The process of creating a new flavor is an involved one. For each version of “Salski” notes are taken and every batch since 2008 is logged with who made it, time in and time out of the kitchen in accordance with PA Department of Agriculture Standards, and ph levels are measured to test the acidity of the formulation with 4.0 or below being the standard to this particular product which has a 30 day shelf life. Prior to the product going public, the branding and professional look of the product need to be considered with bar coding, nutritional values being developed, food allergies considered and a schedule and procedure being submitted to Cornell University to ensure that the manufacture of the product is one that is done in a safe and nutritionally sound manner. Other considerations such as food costs and changes to the web page also need to be looked at with a new product potentially costing up to $1,000.00 to develop before it hits the market. “There are a lot of great ideas out there but frequently it may not work in a business sense. We could come out with a gourmet salsa, but it may not be able to stand for 30 days.”
Added in 2009, Easton Salsa Co.’s Hot Sauces are also in high demand. Following his belief that local and fresh ingredients make the best product, Art has partnered with LC’s Farm to provide him with chocolate habanera peppers which will be the key ingredient for a new habanera hot sauce. Other peppers that Easton Salsa Co. will be dabbling in are the Bhut Jolika or Ghost Pepper and Naga Morich, known as the snake or serpent in Chile. “I’m going to combine the two and hurt somebody”, says Skrezenski with a gentle chuckle. This blend will be for the serious hot sauce enthusiast and not the faint of heart. Made of a mash of hot peppers and sea or kosher salt and aged for 6 months, his blends are then put through a blender to emulsify them and bottled. “After a week you can taste if it’s smokey or spicy. Each one is different.”

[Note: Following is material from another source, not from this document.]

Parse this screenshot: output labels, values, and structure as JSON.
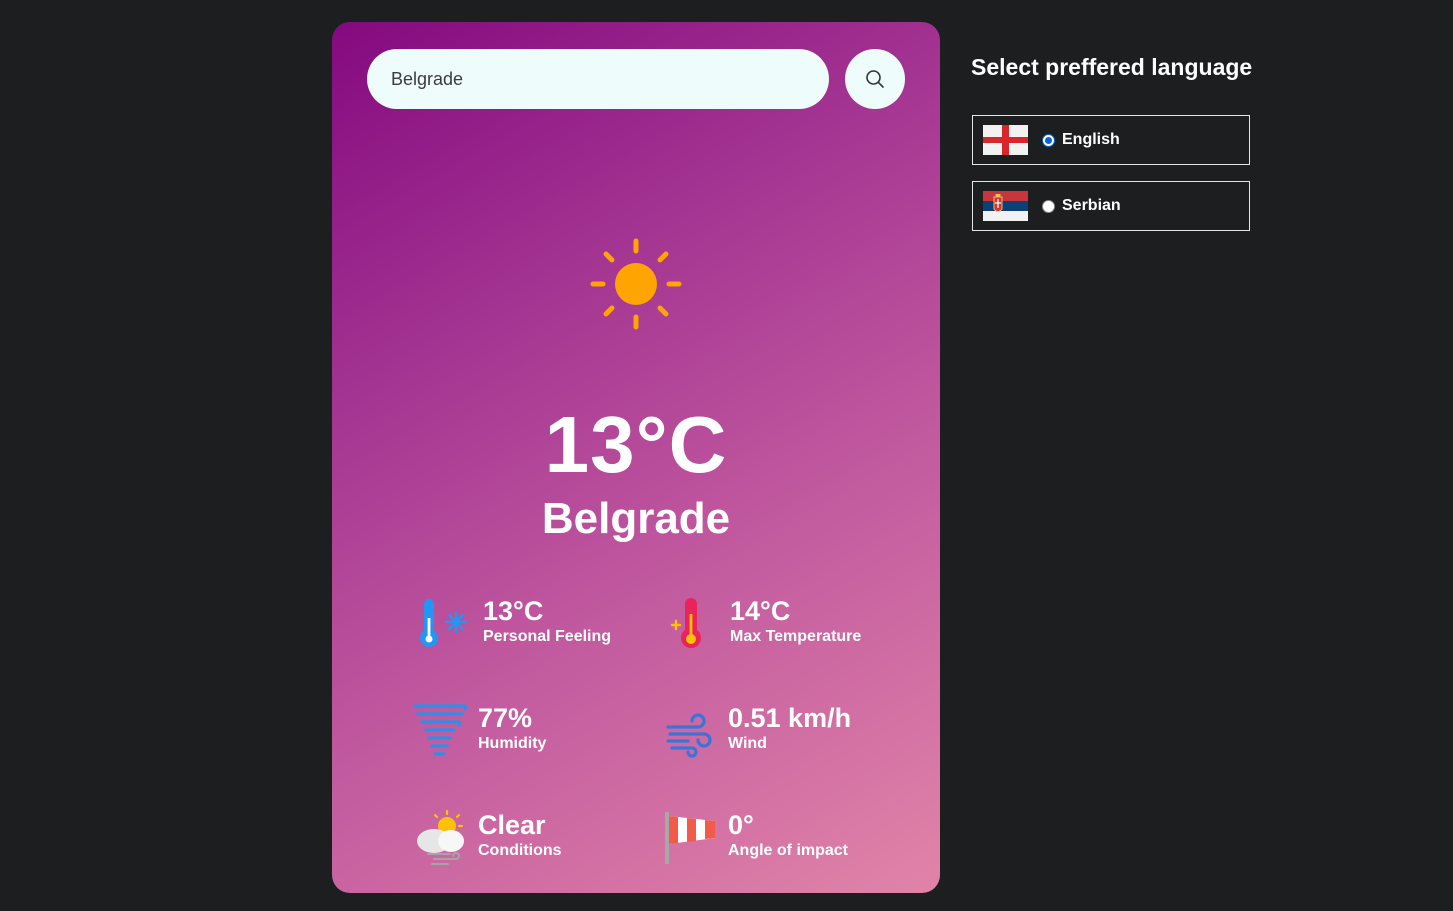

Interacting at the various markets weekly provides Art with great feedback and an opportunity to gauge the reaction of the public to his product. His customer base has grown with new distribution points becoming available on a constant basis. You can find Easton Salsa Co. at the Bath, Easton and Saucon Valley Farmer’s Markets as well as various locations such as Blue Sky Café in Bethlehem, Fig Tree Deli in Riegelsville, Frey’s Better Foods in Hellertown, and various Easton locations such Green Harvest Food Emporium, Natures Way, and the Cosmic Cup…soon to be in Brooklyn and various points in between.